User data published after Gawker server break-in
Blog operator Gawker Media has asked the users of the Gizmodo, Gawker, Deadspin, Kotaku, Jezebel, IO9, Jalopnik and Lifehacker blogs to change their passwords. The reason for the request was that the company's servers were hacked by a group called "Gnosis", who copied and published sensitive company data, as well as users' account details, to an online torrent web site.
While the 1.3 million compromised passwords are said to be DES encrypted, this type of encryption no longer presents a major obstacle to password crackers, especially if the passwords are weak. Gnosis said that they managed to obtain the password of Gawker founder Nick Denton, who apparently also uses the same password on Google and Twitter.
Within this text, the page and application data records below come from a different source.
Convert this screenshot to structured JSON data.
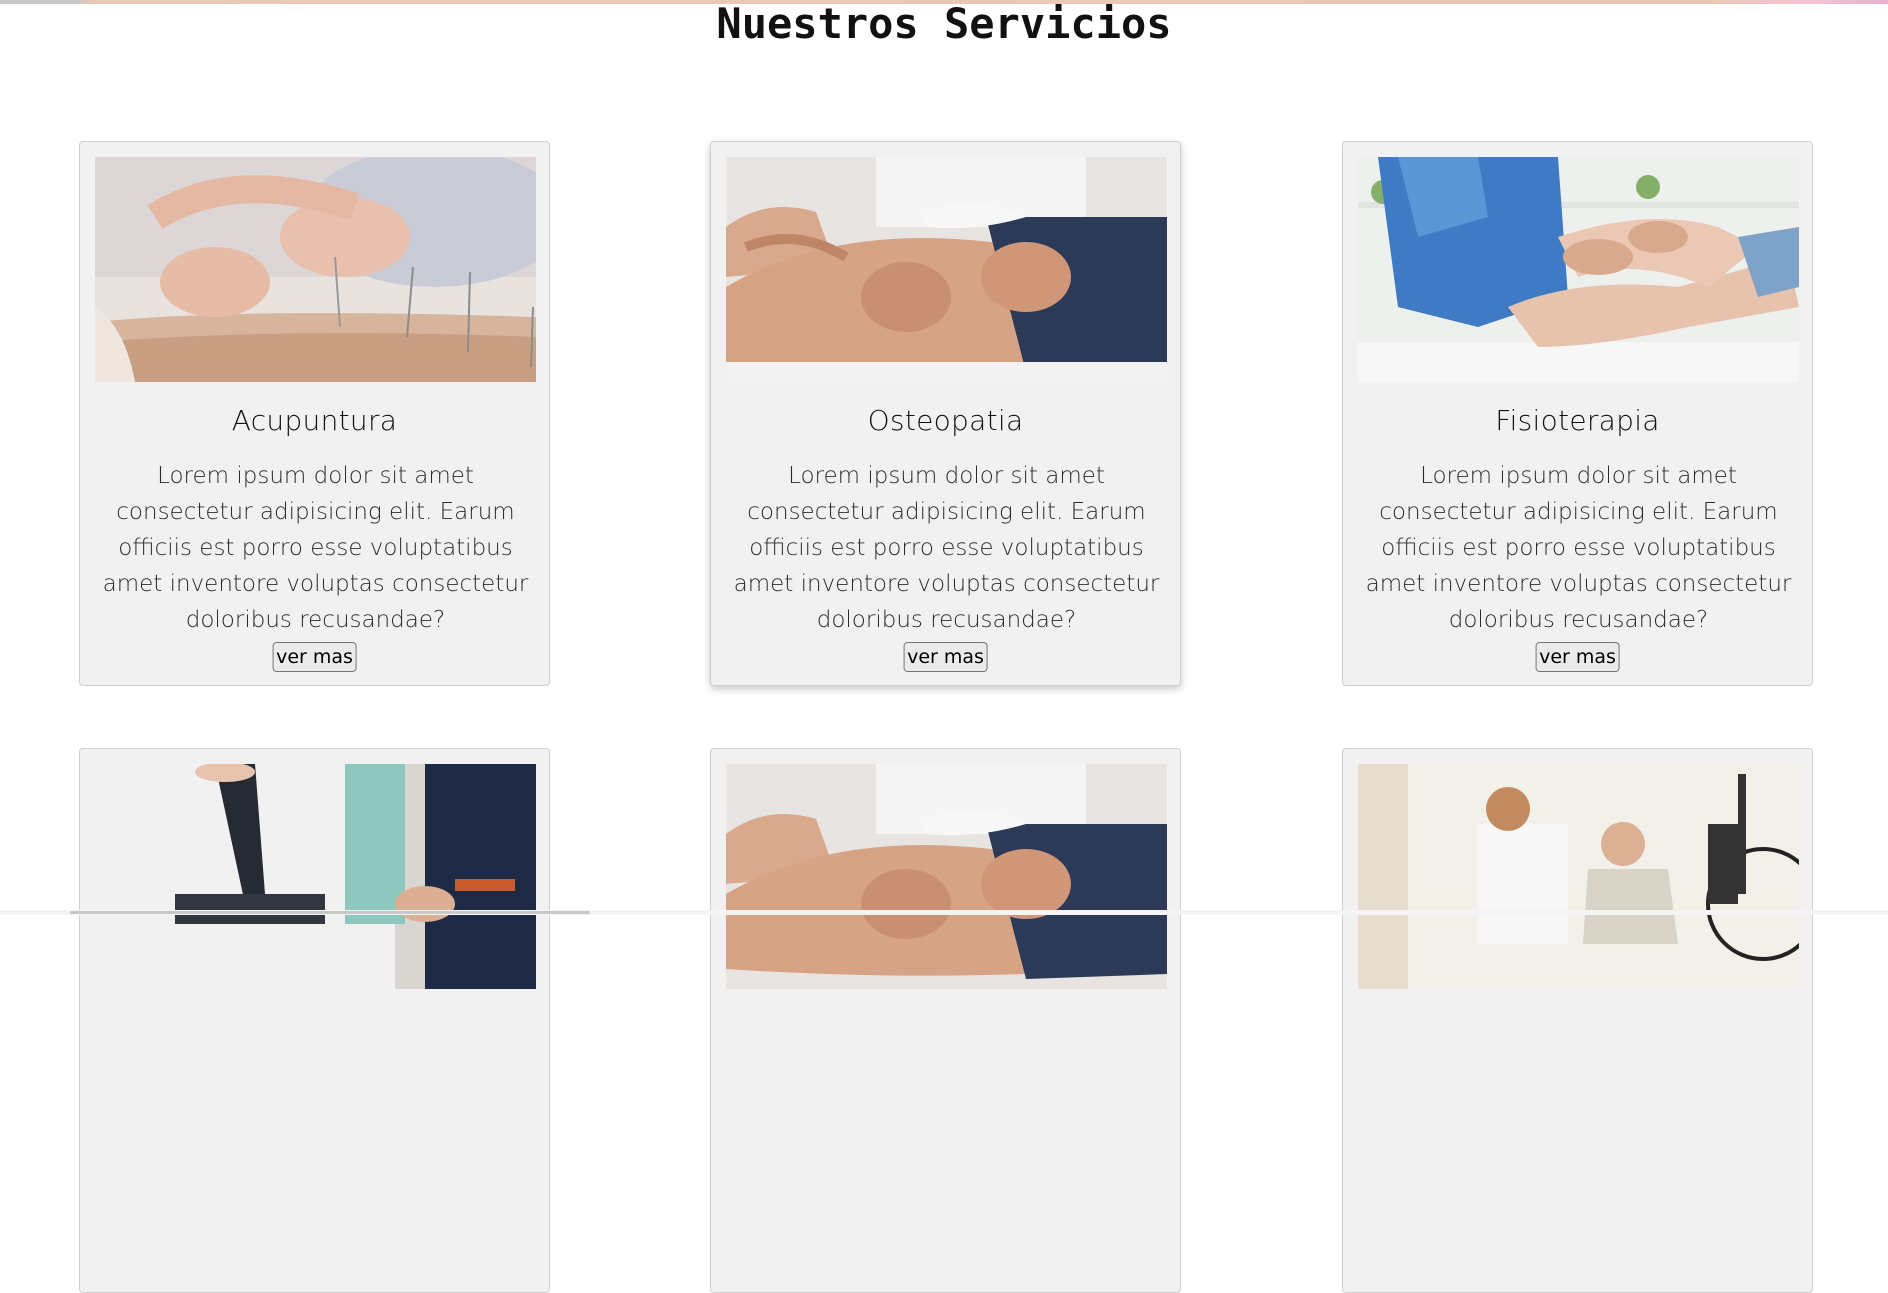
{
  "page": {
    "title": "Nuestros Servicios"
  },
  "services": [
    {
      "title": "Acupuntura",
      "description": "Lorem ipsum dolor sit amet consectetur adipisicing elit. Earum officiis est porro esse voluptatibus amet inventore voluptas consectetur doloribus recusandae?",
      "button_label": "ver mas",
      "image": "acupuncture-photo"
    },
    {
      "title": "Osteopatia",
      "description": "Lorem ipsum dolor sit amet consectetur adipisicing elit. Earum officiis est porro esse voluptatibus amet inventore voluptas consectetur doloribus recusandae?",
      "button_label": "ver mas",
      "image": "osteopathy-massage-photo"
    },
    {
      "title": "Fisioterapia",
      "description": "Lorem ipsum dolor sit amet consectetur adipisicing elit. Earum officiis est porro esse voluptatibus amet inventore voluptas consectetur doloribus recusandae?",
      "button_label": "ver mas",
      "image": "physiotherapy-knee-photo"
    },
    {
      "image": "leg-stretch-photo"
    },
    {
      "image": "osteopathy-massage-photo"
    },
    {
      "image": "elderly-exercise-photo"
    }
  ],
  "colors": {
    "card_background": "#f1f1f1",
    "card_border": "#cfcfcf",
    "page_background": "#ffffff"
  }
}
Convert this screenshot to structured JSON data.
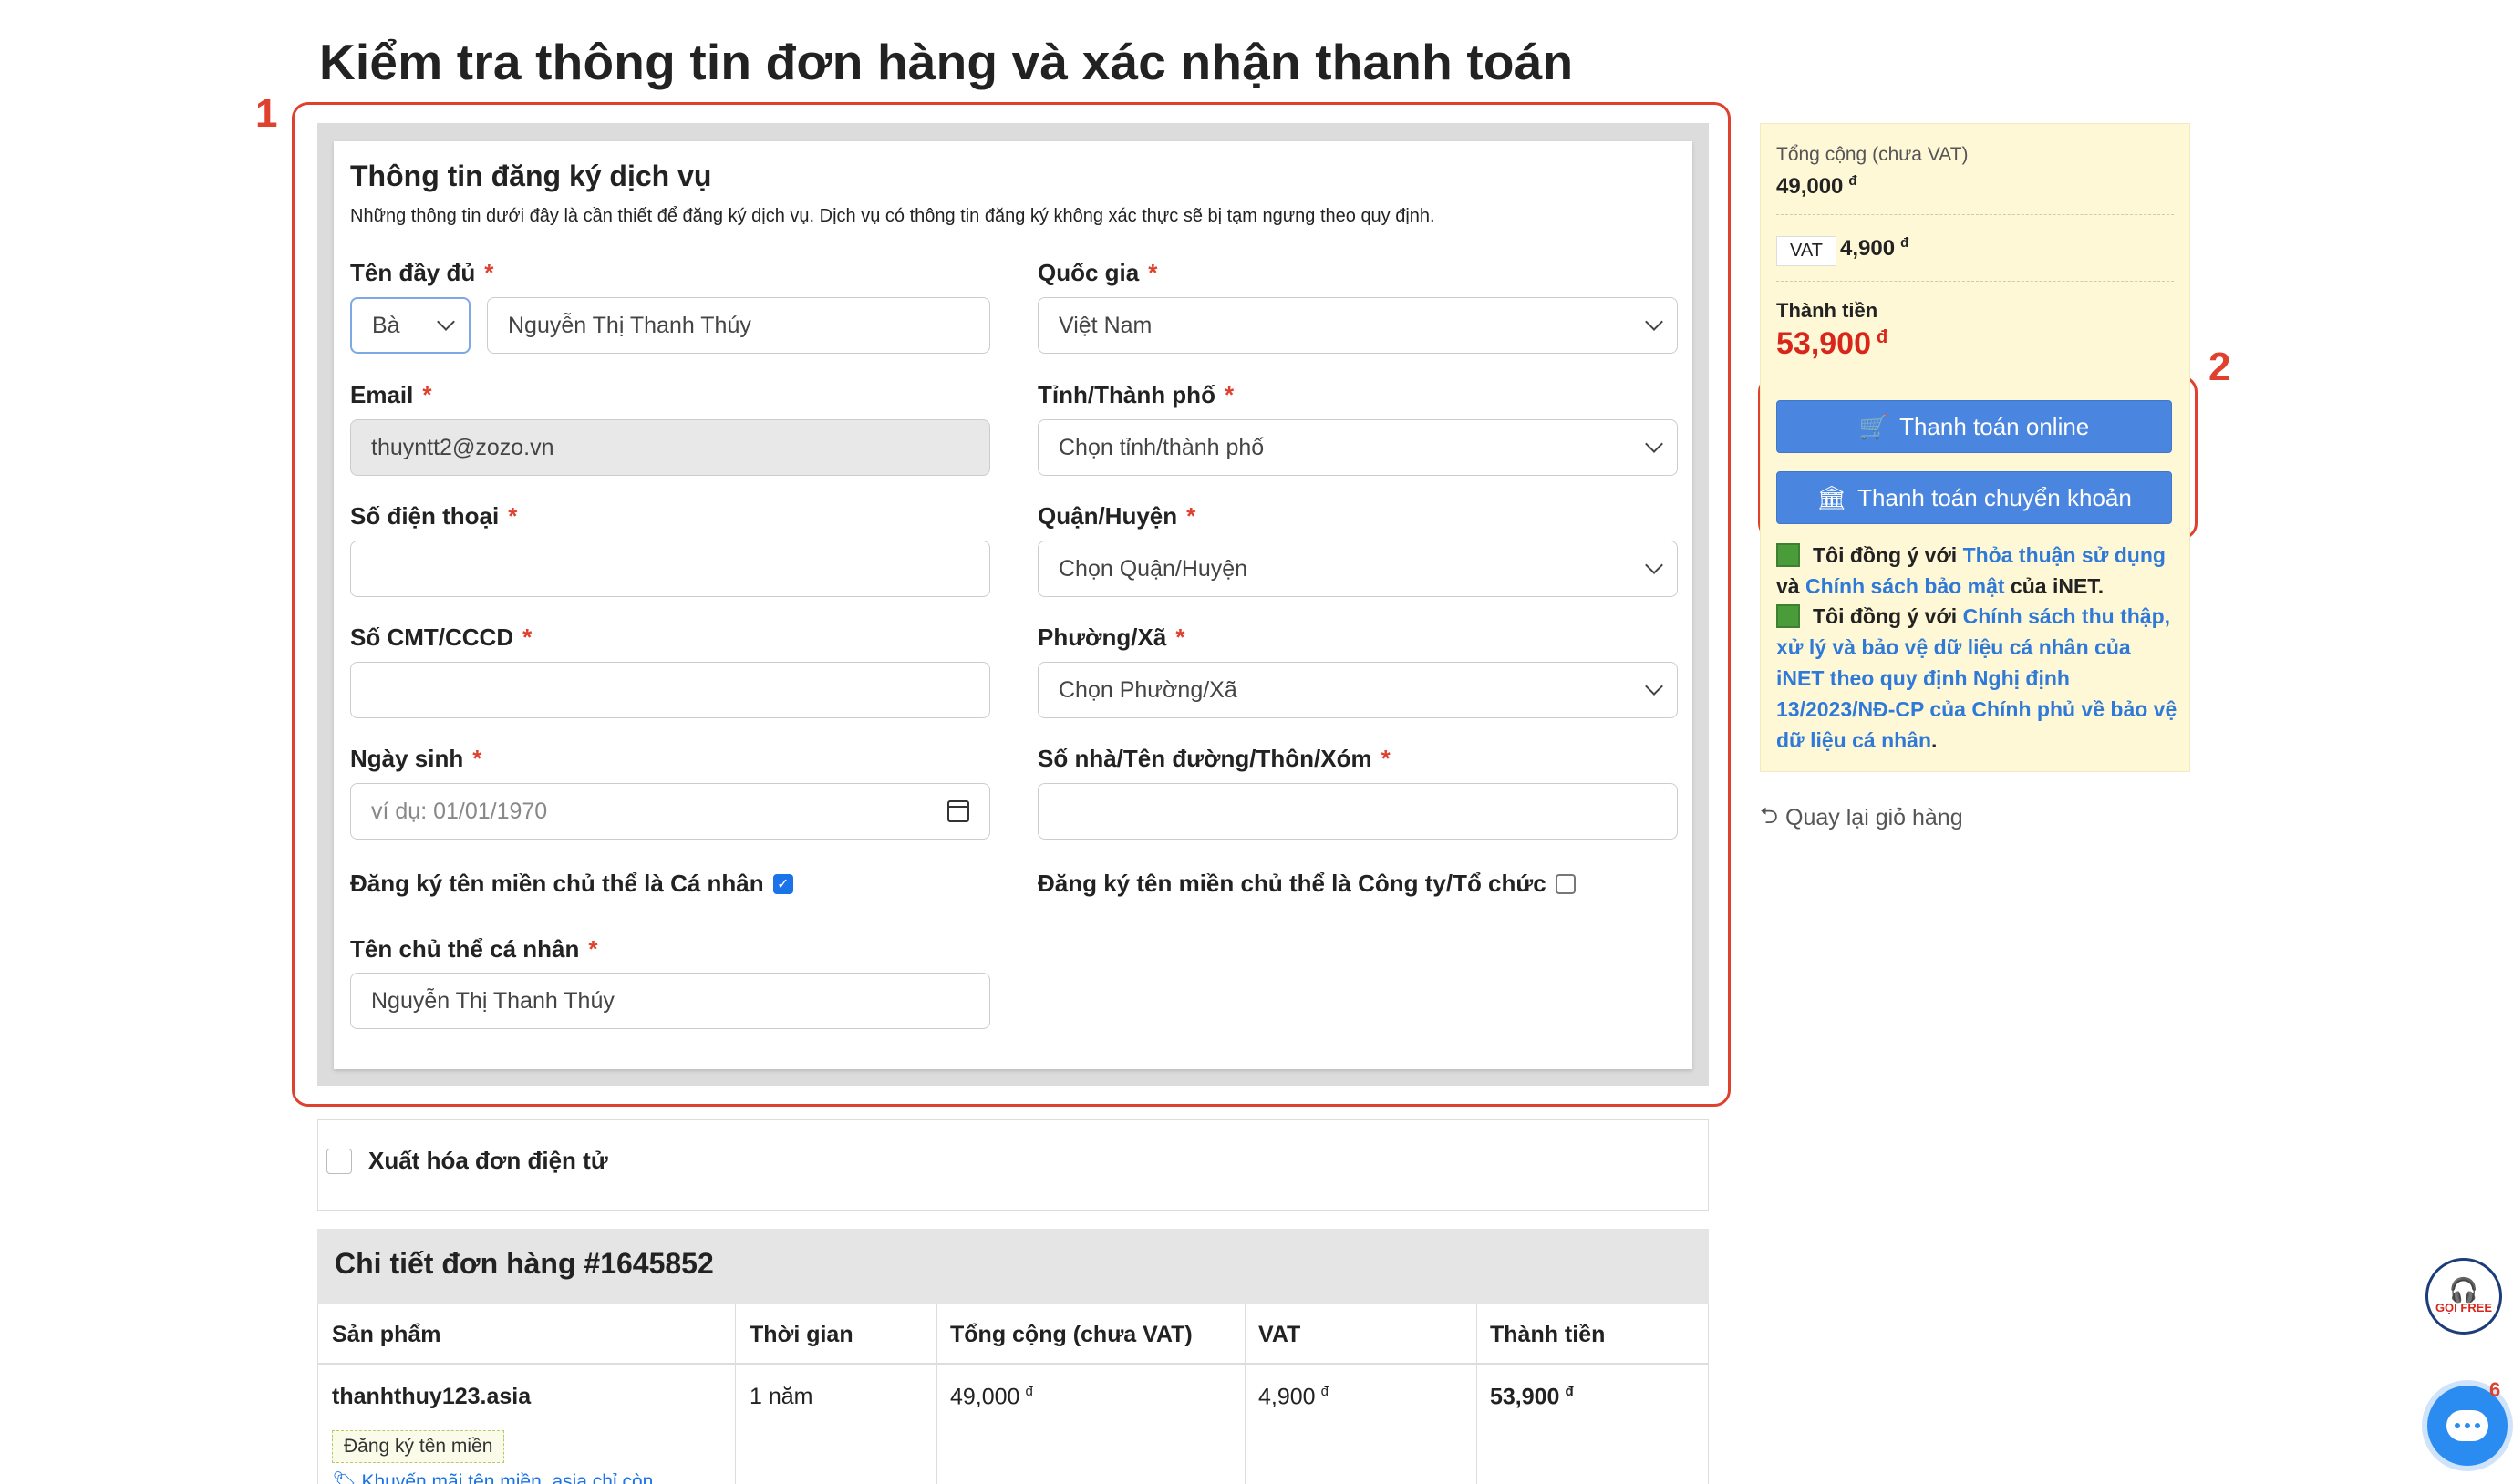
{
  "page_title": "Kiểm tra thông tin đơn hàng và xác nhận thanh toán",
  "steps": {
    "one": "1",
    "two": "2"
  },
  "registration": {
    "title": "Thông tin đăng ký dịch vụ",
    "description": "Những thông tin dưới đây là cần thiết để đăng ký dịch vụ. Dịch vụ có thông tin đăng ký không xác thực sẽ bị tạm ngưng theo quy định.",
    "required_mark": "*",
    "full_name": {
      "label": "Tên đầy đủ",
      "salutation": "Bà",
      "value": "Nguyễn Thị Thanh Thúy"
    },
    "country": {
      "label": "Quốc gia",
      "value": "Việt Nam"
    },
    "email": {
      "label": "Email",
      "value": "thuyntt2@zozo.vn"
    },
    "province": {
      "label": "Tỉnh/Thành phố",
      "value": "Chọn tỉnh/thành phố"
    },
    "phone": {
      "label": "Số điện thoại",
      "value": ""
    },
    "district": {
      "label": "Quận/Huyện",
      "value": "Chọn Quận/Huyện"
    },
    "id_number": {
      "label": "Số CMT/CCCD",
      "value": ""
    },
    "ward": {
      "label": "Phường/Xã",
      "value": "Chọn Phường/Xã"
    },
    "birthday": {
      "label": "Ngày sinh",
      "placeholder": "ví dụ: 01/01/1970"
    },
    "address": {
      "label": "Số nhà/Tên đường/Thôn/Xóm",
      "value": ""
    },
    "register_personal": {
      "label": "Đăng ký tên miền chủ thể là Cá nhân",
      "checked": true
    },
    "register_company": {
      "label": "Đăng ký tên miền chủ thể là Công ty/Tổ chức",
      "checked": false
    },
    "owner_name": {
      "label": "Tên chủ thể cá nhân",
      "value": "Nguyễn Thị Thanh Thúy"
    }
  },
  "invoice": {
    "label": "Xuất hóa đơn điện tử",
    "checked": false
  },
  "order": {
    "title": "Chi tiết đơn hàng #1645852",
    "columns": [
      "Sản phẩm",
      "Thời gian",
      "Tổng cộng (chưa VAT)",
      "VAT",
      "Thành tiền"
    ],
    "rows": [
      {
        "product": "thanhthuy123.asia",
        "duration": "1 năm",
        "subtotal": "49,000",
        "vat": "4,900",
        "total": "53,900",
        "tag": "Đăng ký tên miền",
        "promo": "Khuyến mãi tên miền .asia chỉ còn"
      }
    ],
    "currency": "đ"
  },
  "summary": {
    "subtotal_label": "Tổng cộng (chưa VAT)",
    "subtotal_value": "49,000",
    "vat_label": "VAT",
    "vat_value": "4,900",
    "total_label": "Thành tiền",
    "total_value": "53,900",
    "currency": "đ",
    "pay_online": "Thanh toán online",
    "pay_transfer": "Thanh toán chuyển khoản",
    "agree1_prefix": "Tôi đồng ý với",
    "agree1_link1": "Thỏa thuận sử dụng",
    "agree1_and": "và",
    "agree1_link2": "Chính sách bảo mật",
    "agree1_suffix": "của iNET.",
    "agree2_prefix": "Tôi đồng ý với",
    "agree2_link": "Chính sách thu thập, xử lý và bảo vệ dữ liệu cá nhân của iNET theo quy định Nghị định 13/2023/NĐ-CP của Chính phủ về bảo vệ dữ liệu cá nhân",
    "agree2_suffix": ".",
    "back_link": "Quay lại giỏ hàng"
  },
  "widgets": {
    "hotline_text": "GỌI FREE",
    "chat_badge": "6"
  },
  "colors": {
    "accent_red": "#e0402e",
    "button_blue": "#4a86e0",
    "link_blue": "#2f7ad8",
    "total_red": "#d8261c",
    "summary_bg": "#fff8d6"
  }
}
Denton reportedly even continued to use the same password on other servers after becoming aware that it had been compromised. The hackers said that they used Denton's account details to access other information, such as the source code of Gawker projects and internal communication protocols. The intruders apparently wanted to take revenge because Denton had classified their group, which is affiliated with 4chan and Anonymous, as "script kiddies". Over the past few days, Anonymous organised "Operation Payback" to attack various services including Amazon, PayPal and MasterCard, who had blocked WikiLeaks transactions and accounts.
An FAQ page on the Lifehacker blog provides more details about the compromised commenting accounts.